The film is accompanied by a music score compiled by Dennis James, performed on the Mighty Wurlitzer of the Paramount Theatre in Seattle, Washington. The recording itself is very-good, with the organ’s bass notes capable of rattling the windows at high volume. As always, James captures the feel of original silent era presentations in his score arrangement and performance. We look forward to more from him on home video.
The supplemental material includes a 2008 audio interview with Junior Coghlan on his work in The Yankee Clipper (7 minutes), and a booklet with an article on the films by John E. Stone and notes on scoring The Yankee Clipper by Dennis James.
This disc should not be thought of as a collection of five feature-length films (as possibly could be misconstrued) but as a presentation of The Yankee Clipper that is supplemented by four short nautical films. We recommend this edition of The Yankee Clipper for its assembly of the best-available footage and theatre organ score.
USA: Click the logomark to purchase this Region 0NTSC DVD edition from Amazon.com. Your purchase supports the Silent Era website.
Canada: Click the logomark to purchase this Region 0NTSC DVD edition from Amazon.ca. Your purchase supports the Silent Era website.
TeleVista, unknown catalog number, unknown UPC number.
One single-sided, single-layered, Region 0 DVD disc, full-frame 4:3 NTSC format, ? Mbps average video bit rate, ? kbps audio bit rate, Dolby Digital 2.0 mono sound, English language intertitles, no foreign language subtitles, 12 chapter stops, standard DVD keepcase, $19.95.
DVD release date: 7 October 2008.
Country of origin: USA
This edition has been mastered from a very-good 16mm reduction print that features a broad range of graytones and reasonable image detail, but with a distracting amount of dust, speckling and scratches.

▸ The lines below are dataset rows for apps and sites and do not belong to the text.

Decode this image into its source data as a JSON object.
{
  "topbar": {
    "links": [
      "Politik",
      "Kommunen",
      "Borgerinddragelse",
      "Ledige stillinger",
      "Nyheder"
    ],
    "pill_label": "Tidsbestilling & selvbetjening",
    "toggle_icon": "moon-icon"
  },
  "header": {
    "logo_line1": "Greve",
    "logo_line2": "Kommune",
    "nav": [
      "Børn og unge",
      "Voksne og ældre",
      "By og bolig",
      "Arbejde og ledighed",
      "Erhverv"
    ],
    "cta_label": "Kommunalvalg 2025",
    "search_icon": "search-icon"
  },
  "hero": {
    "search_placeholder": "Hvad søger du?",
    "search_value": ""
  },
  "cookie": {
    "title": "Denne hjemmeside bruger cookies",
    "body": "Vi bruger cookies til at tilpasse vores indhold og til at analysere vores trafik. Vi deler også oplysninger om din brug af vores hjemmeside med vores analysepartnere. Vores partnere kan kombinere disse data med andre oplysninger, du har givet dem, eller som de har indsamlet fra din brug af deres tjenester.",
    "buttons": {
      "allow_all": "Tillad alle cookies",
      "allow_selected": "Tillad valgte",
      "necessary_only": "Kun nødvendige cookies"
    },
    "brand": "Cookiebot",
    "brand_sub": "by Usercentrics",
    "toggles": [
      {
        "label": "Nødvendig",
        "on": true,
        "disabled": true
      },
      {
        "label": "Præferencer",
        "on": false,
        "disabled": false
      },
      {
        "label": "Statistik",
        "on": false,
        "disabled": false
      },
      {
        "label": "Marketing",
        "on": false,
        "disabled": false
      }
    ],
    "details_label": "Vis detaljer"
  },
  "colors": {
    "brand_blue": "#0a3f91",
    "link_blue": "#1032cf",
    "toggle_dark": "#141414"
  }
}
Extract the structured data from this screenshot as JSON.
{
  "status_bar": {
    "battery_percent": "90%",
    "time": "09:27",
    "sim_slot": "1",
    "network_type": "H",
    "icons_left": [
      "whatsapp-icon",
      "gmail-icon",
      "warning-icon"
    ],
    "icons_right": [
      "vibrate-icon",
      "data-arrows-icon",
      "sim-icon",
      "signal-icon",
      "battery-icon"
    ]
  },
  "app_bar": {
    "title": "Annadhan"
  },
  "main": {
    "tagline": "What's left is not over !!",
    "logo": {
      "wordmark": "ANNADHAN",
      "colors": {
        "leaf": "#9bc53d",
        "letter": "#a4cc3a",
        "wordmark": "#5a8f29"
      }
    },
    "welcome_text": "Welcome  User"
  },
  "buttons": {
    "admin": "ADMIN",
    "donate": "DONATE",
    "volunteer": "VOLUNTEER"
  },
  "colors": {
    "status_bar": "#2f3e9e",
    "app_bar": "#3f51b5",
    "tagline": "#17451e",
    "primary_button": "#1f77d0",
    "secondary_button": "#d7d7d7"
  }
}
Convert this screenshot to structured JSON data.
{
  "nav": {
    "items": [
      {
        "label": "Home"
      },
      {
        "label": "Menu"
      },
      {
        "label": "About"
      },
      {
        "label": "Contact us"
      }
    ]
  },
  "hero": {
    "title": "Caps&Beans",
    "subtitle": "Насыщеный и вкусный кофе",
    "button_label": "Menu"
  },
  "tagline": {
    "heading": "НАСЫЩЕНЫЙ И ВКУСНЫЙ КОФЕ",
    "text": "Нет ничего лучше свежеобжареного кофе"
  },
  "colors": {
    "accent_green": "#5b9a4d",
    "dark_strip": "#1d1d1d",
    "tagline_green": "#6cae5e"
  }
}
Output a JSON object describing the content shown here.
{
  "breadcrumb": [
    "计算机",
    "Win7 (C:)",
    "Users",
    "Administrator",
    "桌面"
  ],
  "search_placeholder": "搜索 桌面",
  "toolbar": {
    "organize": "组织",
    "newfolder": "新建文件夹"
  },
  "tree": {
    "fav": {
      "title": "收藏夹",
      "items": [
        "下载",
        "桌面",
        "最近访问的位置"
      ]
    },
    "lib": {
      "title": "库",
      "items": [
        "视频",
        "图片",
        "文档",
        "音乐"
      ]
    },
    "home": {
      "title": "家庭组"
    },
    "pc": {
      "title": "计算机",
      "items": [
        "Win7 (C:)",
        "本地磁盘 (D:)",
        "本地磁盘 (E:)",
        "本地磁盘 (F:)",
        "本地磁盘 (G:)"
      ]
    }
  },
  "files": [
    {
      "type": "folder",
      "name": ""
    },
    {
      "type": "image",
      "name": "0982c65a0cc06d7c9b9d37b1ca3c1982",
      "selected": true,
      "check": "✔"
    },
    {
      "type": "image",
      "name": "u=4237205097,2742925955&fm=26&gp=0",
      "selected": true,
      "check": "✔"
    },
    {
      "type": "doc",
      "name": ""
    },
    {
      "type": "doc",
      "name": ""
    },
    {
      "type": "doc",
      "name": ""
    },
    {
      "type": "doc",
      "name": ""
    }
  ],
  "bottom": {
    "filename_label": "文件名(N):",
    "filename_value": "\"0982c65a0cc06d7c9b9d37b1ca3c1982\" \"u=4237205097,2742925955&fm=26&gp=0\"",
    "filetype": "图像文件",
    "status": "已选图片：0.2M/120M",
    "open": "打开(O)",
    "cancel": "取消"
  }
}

The film is accompanied by a serviceable compilation of preexisting recordings.